"This is truly disturbing material just like all the others," Michele Landis Dauber, a Stanford law professor, told the Guardian, which recently obtained police records detailing the 2015 case. "The only variable that seems different between this case and other cases is that this defendant had Judge Persky."
Dauber is leading the charge to recall Persky — a campaign launched after Persky awarded Turner, an ex-Stanford swimmer convicted of sexually assaulting an unconscious woman behind a dumpster, six months in jail. He'll probably only serve three of those, whereas the maximum term would've been 14 years.
Persky reasoned that prison would have a "severe impact" on Turner, whom he deemed an unlikely repeat offender because of Turner's youth and previously clean record. Some have speculated that the decision had something to do with Turner's being white, as Persky has not shown this kind of leniency to minority men guilty of similar crimes.
Chain — who, like Turner, is a white man of means — committed a felony that could have earned him up to three years in state prison, according to the Guardian. In 2014, authorities searching Chain's home found a staggering number of "child erotica images and possible child pornography images" — including one photograph of an adult sexually assaulting an infant — and videos.
Rather than sentencing him to three years in prison, Persky gave him four days in prison with three years of probation. Persky also said he would be "receptive" to dialing back Chain's felony charge to a misdemeanor after the first year of probation.
The Guardian found that Chain's lenient sentence was an anomaly; other offenders who'd pled guilty to possession of child abuse images on a similar scale ended up with at least the minimum sentence of six months.
It's not an anomaly for Persky, though: This is a man who once allowed the defense attorneys litigating a gang rape case to display revealing photos of the 17-year-old victim in court. In Dauber's esteem, the Chain sentencing is classic Persky.

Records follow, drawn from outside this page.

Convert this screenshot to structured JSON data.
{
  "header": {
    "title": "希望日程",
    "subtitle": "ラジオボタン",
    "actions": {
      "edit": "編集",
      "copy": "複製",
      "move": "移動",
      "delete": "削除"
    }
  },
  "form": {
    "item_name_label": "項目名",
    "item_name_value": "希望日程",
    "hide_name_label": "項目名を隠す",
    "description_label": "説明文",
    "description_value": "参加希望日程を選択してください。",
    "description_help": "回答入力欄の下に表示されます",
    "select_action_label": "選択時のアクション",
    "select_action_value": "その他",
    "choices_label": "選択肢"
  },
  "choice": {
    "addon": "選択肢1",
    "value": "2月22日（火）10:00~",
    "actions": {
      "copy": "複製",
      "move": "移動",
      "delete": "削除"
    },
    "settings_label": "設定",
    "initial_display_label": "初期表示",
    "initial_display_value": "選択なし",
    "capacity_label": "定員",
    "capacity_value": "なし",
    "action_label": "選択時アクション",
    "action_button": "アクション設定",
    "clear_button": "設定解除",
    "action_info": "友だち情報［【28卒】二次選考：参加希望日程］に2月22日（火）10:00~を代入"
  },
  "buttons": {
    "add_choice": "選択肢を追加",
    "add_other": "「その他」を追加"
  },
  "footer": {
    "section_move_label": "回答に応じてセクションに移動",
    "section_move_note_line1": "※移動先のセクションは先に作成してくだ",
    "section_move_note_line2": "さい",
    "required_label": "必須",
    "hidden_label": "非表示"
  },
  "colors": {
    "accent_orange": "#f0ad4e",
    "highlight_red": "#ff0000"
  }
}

"It's pretty clear from our perspective, we have a judge who is not taking the harms of sexual violence and sexual crimes seriously enough," she told the Guardian.